▶ [Aim of the task] Report every line of the records below that includes the string "username".

[Stored items from a collection]
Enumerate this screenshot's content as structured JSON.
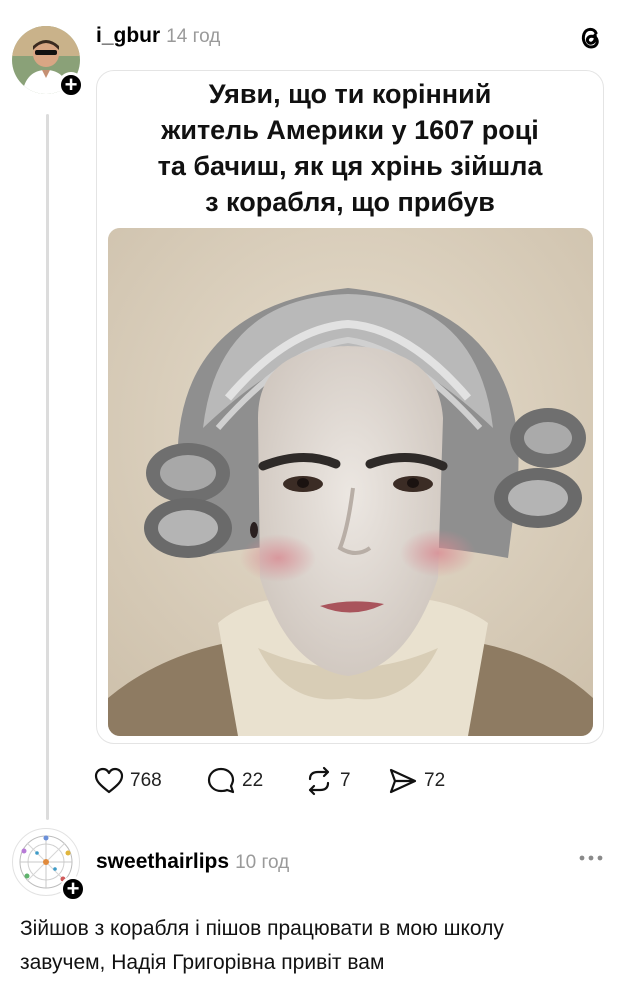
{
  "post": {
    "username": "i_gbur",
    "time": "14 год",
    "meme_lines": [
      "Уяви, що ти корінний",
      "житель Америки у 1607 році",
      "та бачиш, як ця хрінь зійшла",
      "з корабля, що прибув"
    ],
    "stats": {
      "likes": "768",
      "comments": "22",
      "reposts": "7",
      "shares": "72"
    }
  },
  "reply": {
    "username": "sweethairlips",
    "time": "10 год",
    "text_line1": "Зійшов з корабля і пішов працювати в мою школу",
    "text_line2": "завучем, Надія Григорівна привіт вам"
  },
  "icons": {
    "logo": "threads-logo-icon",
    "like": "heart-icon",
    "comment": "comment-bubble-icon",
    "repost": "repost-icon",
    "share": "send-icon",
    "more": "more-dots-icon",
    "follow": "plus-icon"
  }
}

▶ [Answer to the problem]
    "username": "i_gbur",
    "username": "sweethairlips",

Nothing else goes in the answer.